## DIRECTIONS FOR THIS TASK:
All lines holding the word "checked" should be located in the records and copied.

## EXERCISE DATA:

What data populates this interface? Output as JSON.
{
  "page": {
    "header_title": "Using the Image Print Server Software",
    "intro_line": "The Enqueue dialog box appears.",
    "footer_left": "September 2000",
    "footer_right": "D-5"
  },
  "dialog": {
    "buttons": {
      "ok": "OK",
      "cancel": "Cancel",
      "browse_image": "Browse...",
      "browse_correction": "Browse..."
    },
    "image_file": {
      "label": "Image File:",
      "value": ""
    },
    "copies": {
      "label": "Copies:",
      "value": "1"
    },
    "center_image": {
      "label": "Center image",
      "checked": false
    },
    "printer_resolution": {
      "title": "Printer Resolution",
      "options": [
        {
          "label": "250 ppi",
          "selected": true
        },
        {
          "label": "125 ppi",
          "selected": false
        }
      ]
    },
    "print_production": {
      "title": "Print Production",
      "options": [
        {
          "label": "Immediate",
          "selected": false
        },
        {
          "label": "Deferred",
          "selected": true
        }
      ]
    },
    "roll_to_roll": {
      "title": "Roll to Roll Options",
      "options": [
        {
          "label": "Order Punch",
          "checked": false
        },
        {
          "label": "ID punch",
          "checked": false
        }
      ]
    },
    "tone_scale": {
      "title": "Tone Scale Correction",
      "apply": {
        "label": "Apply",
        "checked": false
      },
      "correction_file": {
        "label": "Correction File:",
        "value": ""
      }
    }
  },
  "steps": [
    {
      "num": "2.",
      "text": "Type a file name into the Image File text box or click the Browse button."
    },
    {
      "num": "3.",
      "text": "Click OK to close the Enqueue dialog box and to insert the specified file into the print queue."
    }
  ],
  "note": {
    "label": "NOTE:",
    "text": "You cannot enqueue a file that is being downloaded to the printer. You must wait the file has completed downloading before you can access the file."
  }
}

## YOUR RESPONSE:
      "checked": false
          "checked": false
          "checked": false
        "checked": false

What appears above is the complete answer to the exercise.